- [EXERCISE]
The word "color" marks the lines you need; copy each of them from the data.

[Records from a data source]
☆ ☆ ☆ ☆

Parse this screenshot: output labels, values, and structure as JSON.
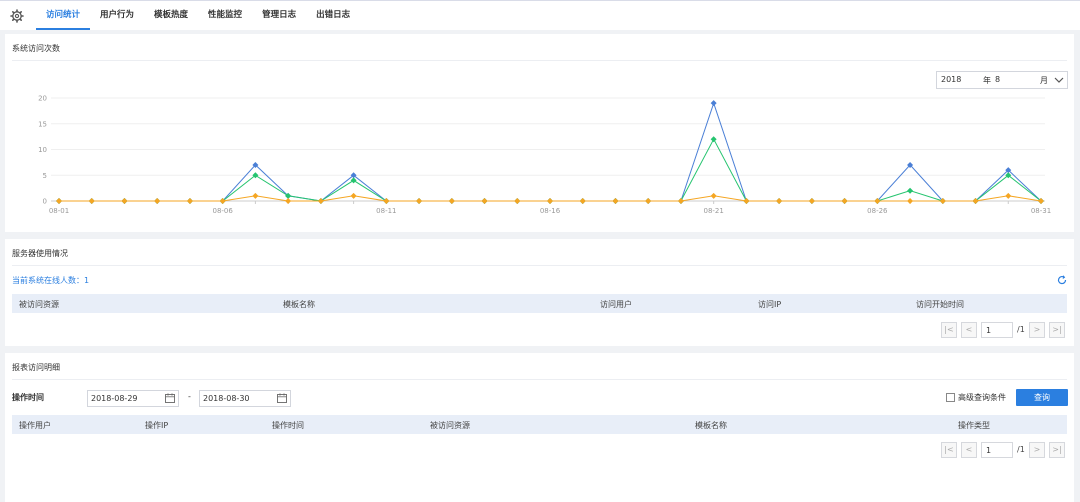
{
  "nav": {
    "tabs": [
      "访问统计",
      "用户行为",
      "模板热度",
      "性能监控",
      "管理日志",
      "出错日志"
    ],
    "active_tab": 0
  },
  "visits": {
    "title": "系统访问次数",
    "year_value": "2018",
    "year_unit": "年",
    "month_value": "8",
    "month_unit": "月",
    "chart_data": {
      "type": "line",
      "x": [
        "08-01",
        "08-02",
        "08-03",
        "08-04",
        "08-05",
        "08-06",
        "08-07",
        "08-08",
        "08-09",
        "08-10",
        "08-11",
        "08-12",
        "08-13",
        "08-14",
        "08-15",
        "08-16",
        "08-17",
        "08-18",
        "08-19",
        "08-20",
        "08-21",
        "08-22",
        "08-23",
        "08-24",
        "08-25",
        "08-26",
        "08-27",
        "08-28",
        "08-29",
        "08-30",
        "08-31"
      ],
      "xtick_labels": [
        "08-01",
        "08-06",
        "08-11",
        "08-16",
        "08-21",
        "08-26",
        "08-31"
      ],
      "ylim": [
        0,
        20
      ],
      "yticks": [
        0,
        5,
        10,
        15,
        20
      ],
      "grid": true,
      "series": [
        {
          "color": "#4a7fd6",
          "values": [
            0,
            0,
            0,
            0,
            0,
            0,
            7,
            1,
            0,
            5,
            0,
            0,
            0,
            0,
            0,
            0,
            0,
            0,
            0,
            0,
            19,
            0,
            0,
            0,
            0,
            0,
            7,
            0,
            0,
            6,
            0
          ]
        },
        {
          "color": "#25c46f",
          "values": [
            0,
            0,
            0,
            0,
            0,
            0,
            5,
            1,
            0,
            4,
            0,
            0,
            0,
            0,
            0,
            0,
            0,
            0,
            0,
            0,
            12,
            0,
            0,
            0,
            0,
            0,
            2,
            0,
            0,
            5,
            0
          ]
        },
        {
          "color": "#f5a623",
          "values": [
            0,
            0,
            0,
            0,
            0,
            0,
            1,
            0,
            0,
            1,
            0,
            0,
            0,
            0,
            0,
            0,
            0,
            0,
            0,
            0,
            1,
            0,
            0,
            0,
            0,
            0,
            0,
            0,
            0,
            1,
            0
          ]
        }
      ]
    }
  },
  "server": {
    "title": "服务器使用情况",
    "online_label": "当前系统在线人数：",
    "online_count": "1",
    "columns": [
      "被访问资源",
      "模板名称",
      "访问用户",
      "访问IP",
      "访问开始时间"
    ],
    "page": "1",
    "total": "/1"
  },
  "report": {
    "title": "报表访问明细",
    "op_time_label": "操作时间",
    "date_from": "2018-08-29",
    "date_sep": "-",
    "date_to": "2018-08-30",
    "advanced_label": "高级查询条件",
    "query_button": "查询",
    "columns": [
      "操作用户",
      "操作IP",
      "操作时间",
      "被访问资源",
      "模板名称",
      "操作类型"
    ],
    "page": "1",
    "total": "/1"
  }
}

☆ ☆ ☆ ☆

- [TASK ANSWER]
          "color": "#4a7fd6",
          "color": "#25c46f",
          "color": "#f5a623",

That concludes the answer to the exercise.